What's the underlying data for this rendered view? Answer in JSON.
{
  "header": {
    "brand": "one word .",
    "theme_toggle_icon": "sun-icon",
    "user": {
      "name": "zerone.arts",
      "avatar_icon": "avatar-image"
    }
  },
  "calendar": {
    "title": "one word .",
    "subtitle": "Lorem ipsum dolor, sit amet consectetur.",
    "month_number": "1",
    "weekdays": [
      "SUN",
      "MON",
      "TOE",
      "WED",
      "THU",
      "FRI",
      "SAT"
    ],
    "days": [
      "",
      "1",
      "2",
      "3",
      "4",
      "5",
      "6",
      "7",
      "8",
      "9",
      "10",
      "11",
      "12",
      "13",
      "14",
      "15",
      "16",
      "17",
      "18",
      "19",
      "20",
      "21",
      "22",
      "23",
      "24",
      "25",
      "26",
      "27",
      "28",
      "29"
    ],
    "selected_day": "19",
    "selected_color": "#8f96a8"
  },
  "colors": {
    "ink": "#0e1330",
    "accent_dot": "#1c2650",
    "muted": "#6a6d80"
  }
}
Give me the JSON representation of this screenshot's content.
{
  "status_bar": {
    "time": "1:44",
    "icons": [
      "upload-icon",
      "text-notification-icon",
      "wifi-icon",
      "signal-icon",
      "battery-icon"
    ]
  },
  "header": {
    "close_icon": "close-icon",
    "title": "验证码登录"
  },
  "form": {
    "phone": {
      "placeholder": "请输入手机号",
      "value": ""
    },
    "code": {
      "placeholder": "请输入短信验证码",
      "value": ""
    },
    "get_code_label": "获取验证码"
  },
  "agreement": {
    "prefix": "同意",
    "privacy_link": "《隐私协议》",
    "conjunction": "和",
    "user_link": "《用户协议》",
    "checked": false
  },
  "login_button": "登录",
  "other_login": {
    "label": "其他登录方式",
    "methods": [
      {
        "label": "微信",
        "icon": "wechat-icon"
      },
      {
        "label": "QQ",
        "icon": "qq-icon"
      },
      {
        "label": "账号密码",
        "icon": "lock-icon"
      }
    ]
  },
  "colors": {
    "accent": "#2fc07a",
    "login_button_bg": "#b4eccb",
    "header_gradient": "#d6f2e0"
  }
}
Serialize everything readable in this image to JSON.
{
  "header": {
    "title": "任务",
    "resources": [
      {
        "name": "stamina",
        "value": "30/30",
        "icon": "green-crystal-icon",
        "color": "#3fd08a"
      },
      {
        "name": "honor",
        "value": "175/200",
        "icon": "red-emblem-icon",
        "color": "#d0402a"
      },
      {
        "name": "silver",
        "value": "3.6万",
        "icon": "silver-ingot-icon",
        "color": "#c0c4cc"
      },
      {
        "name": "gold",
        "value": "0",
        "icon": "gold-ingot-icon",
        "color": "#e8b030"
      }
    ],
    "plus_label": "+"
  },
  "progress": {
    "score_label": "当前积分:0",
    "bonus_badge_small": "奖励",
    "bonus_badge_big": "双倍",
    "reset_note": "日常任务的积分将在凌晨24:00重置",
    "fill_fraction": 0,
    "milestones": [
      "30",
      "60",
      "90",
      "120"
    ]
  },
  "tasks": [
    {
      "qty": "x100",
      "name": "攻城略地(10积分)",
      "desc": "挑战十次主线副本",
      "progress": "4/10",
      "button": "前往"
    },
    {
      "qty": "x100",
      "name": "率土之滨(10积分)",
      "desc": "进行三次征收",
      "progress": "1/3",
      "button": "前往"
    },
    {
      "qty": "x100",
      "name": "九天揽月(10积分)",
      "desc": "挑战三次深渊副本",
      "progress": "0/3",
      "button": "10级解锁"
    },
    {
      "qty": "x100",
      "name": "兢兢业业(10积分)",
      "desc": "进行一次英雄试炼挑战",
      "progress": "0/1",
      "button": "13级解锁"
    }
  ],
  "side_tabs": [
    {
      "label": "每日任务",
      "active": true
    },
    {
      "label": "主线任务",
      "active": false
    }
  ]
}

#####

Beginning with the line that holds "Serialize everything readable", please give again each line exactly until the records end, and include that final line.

Serialize everything readable in this image to JSON.
{
  "header": {
    "title": "任务",
    "resources": [
      {
        "name": "stamina",
        "value": "30/30",
        "icon": "green-crystal-icon",
        "color": "#3fd08a"
      },
      {
        "name": "honor",
        "value": "175/200",
        "icon": "red-emblem-icon",
        "color": "#d0402a"
      },
      {
        "name": "silver",
        "value": "3.6万",
        "icon": "silver-ingot-icon",
        "color": "#c0c4cc"
      },
      {
        "name": "gold",
        "value": "0",
        "icon": "gold-ingot-icon",
        "color": "#e8b030"
      }
    ],
    "plus_label": "+"
  },
  "progress": {
    "score_label": "当前积分:0",
    "bonus_badge_small": "奖励",
    "bonus_badge_big": "双倍",
    "reset_note": "日常任务的积分将在凌晨24:00重置",
    "fill_fraction": 0,
    "milestones": [
      "30",
      "60",
      "90",
      "120"
    ]
  },
  "tasks": [
    {
      "qty": "x100",
      "name": "攻城略地(10积分)",
      "desc": "挑战十次主线副本",
      "progress": "4/10",
      "button": "前往"
    },
    {
      "qty": "x100",
      "name": "率土之滨(10积分)",
      "desc": "进行三次征收",
      "progress": "1/3",
      "button": "前往"
    },
    {
      "qty": "x100",
      "name": "九天揽月(10积分)",
      "desc": "挑战三次深渊副本",
      "progress": "0/3",
      "button": "10级解锁"
    },
    {
      "qty": "x100",
      "name": "兢兢业业(10积分)",
      "desc": "进行一次英雄试炼挑战",
      "progress": "0/1",
      "button": "13级解锁"
    }
  ],
  "side_tabs": [
    {
      "label": "每日任务",
      "active": true
    },
    {
      "label": "主线任务",
      "active": false
    }
  ]
}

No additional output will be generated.